**Given entries:**
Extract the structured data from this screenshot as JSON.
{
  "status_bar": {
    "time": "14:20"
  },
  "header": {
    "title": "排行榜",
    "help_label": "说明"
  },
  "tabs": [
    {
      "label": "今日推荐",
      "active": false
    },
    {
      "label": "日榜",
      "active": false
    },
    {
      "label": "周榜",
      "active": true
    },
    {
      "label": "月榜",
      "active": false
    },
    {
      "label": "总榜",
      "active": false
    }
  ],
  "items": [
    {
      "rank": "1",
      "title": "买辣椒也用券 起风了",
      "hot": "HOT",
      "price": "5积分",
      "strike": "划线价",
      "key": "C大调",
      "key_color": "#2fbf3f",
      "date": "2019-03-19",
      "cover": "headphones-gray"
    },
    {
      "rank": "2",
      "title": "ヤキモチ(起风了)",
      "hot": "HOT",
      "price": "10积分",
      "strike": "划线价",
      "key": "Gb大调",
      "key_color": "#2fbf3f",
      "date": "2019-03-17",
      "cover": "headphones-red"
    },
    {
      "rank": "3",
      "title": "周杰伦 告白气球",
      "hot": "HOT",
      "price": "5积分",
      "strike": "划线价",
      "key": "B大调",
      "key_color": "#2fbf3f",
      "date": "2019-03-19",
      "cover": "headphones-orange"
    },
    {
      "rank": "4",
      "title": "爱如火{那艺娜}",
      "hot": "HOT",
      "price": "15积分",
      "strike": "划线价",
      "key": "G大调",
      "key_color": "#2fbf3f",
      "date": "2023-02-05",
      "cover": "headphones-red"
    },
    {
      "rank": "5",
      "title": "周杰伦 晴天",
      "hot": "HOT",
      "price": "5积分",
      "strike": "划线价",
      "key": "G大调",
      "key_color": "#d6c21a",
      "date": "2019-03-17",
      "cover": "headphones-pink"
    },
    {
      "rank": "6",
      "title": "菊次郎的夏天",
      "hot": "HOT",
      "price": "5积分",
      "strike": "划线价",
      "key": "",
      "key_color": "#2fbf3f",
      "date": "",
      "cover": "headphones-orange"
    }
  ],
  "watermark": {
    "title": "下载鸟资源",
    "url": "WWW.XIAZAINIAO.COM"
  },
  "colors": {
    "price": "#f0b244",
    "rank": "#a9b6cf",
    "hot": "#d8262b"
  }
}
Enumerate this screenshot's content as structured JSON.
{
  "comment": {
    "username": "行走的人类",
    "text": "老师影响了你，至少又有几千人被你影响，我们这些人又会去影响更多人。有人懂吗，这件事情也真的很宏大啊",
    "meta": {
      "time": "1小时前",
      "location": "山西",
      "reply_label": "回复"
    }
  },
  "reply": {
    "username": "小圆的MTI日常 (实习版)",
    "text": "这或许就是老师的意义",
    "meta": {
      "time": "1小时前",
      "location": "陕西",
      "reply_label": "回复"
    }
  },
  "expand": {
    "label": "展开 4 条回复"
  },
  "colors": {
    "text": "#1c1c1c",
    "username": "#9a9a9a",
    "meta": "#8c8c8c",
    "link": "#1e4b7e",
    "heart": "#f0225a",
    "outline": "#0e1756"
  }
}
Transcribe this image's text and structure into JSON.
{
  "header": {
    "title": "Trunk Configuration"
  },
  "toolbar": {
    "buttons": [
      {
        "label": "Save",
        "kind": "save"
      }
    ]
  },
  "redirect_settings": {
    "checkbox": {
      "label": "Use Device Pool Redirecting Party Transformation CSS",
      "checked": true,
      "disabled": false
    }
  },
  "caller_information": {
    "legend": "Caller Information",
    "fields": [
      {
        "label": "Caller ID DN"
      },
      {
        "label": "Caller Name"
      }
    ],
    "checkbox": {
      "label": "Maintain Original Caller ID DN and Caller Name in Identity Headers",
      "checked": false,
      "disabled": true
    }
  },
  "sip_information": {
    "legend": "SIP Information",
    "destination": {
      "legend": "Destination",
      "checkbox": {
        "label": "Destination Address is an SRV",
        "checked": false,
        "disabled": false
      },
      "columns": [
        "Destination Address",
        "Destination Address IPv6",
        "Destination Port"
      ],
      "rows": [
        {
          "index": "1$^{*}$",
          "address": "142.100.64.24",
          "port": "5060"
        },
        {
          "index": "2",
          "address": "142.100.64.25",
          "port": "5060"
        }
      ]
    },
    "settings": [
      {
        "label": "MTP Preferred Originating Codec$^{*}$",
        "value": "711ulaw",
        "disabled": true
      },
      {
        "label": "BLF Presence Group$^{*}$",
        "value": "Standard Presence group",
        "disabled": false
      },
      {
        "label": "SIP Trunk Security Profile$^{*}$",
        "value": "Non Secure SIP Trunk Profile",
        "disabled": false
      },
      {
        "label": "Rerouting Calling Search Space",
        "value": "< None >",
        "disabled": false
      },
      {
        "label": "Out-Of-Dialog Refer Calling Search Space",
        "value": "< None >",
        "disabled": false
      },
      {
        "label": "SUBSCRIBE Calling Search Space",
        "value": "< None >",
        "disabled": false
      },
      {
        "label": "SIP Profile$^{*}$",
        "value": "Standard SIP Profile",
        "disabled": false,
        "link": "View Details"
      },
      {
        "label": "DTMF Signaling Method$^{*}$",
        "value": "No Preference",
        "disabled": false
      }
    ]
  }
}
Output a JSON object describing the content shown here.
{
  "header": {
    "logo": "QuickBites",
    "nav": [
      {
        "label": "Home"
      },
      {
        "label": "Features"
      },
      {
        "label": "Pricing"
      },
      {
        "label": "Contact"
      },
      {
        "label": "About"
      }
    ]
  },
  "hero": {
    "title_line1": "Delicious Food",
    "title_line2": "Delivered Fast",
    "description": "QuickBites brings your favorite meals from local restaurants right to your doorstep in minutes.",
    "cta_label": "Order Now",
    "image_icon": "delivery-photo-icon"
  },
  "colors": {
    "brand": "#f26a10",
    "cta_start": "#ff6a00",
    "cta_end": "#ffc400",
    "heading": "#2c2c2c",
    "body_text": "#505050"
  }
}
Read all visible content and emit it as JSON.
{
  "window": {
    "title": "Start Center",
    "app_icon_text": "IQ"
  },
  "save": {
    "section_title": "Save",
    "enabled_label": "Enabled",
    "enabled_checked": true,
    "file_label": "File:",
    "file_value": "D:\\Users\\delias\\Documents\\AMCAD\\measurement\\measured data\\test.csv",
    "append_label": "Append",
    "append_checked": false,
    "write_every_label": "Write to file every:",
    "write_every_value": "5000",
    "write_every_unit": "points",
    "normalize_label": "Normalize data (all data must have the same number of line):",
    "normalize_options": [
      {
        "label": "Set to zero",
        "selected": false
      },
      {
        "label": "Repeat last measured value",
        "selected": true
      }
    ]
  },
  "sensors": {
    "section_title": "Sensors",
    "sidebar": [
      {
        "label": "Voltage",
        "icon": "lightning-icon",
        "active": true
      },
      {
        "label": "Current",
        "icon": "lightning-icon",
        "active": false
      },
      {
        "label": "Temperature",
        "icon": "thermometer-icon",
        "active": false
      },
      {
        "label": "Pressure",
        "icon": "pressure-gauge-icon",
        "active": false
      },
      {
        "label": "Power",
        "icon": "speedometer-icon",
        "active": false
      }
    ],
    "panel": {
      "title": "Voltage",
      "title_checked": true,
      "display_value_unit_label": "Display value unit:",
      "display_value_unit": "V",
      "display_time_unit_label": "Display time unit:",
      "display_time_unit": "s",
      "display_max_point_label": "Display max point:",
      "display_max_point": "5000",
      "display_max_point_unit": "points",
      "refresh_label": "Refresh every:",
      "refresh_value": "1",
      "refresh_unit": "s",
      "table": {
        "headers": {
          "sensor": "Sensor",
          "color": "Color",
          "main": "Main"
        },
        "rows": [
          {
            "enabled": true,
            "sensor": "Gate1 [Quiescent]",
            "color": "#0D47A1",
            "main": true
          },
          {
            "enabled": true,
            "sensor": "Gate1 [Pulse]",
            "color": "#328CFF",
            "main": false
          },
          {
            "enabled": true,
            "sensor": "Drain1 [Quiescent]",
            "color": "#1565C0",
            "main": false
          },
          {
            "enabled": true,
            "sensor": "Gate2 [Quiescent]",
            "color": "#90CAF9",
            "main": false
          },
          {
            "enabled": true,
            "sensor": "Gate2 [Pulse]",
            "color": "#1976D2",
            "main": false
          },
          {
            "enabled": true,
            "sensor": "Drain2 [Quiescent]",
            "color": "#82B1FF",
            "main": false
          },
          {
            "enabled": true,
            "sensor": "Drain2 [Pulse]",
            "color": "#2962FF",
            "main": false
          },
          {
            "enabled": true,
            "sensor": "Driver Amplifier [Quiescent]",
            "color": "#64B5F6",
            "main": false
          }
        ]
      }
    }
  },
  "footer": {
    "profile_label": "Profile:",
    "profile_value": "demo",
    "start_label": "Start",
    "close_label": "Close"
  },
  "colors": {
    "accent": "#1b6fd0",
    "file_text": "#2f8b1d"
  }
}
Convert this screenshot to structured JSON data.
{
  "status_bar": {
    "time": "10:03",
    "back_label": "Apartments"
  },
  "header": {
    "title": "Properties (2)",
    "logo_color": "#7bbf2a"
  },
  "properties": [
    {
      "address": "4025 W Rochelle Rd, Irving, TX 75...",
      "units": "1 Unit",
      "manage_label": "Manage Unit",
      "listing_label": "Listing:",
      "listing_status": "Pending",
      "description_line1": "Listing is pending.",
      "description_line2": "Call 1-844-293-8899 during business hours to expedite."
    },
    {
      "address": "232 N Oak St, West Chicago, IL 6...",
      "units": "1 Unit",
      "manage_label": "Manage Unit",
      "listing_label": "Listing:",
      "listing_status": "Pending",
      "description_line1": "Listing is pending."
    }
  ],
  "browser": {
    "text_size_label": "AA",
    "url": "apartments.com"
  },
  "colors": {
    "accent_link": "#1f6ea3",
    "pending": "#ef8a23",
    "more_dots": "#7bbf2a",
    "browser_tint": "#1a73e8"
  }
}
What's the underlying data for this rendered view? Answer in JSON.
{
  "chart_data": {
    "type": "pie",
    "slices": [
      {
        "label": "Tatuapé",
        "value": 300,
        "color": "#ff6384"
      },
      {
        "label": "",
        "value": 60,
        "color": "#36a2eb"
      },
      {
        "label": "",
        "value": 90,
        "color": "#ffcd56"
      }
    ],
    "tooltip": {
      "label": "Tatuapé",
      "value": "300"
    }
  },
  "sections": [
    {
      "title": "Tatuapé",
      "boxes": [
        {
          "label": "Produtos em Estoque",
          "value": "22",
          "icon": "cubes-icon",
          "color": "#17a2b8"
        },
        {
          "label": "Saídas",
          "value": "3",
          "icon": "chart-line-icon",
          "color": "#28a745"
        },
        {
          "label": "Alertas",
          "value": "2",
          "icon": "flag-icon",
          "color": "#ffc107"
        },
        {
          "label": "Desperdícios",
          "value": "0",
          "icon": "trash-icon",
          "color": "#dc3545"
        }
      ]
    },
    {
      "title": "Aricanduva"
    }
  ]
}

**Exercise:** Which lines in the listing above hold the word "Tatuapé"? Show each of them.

**Answer space:**
        "label": "Tatuapé",
      "label": "Tatuapé",
      "title": "Tatuapé",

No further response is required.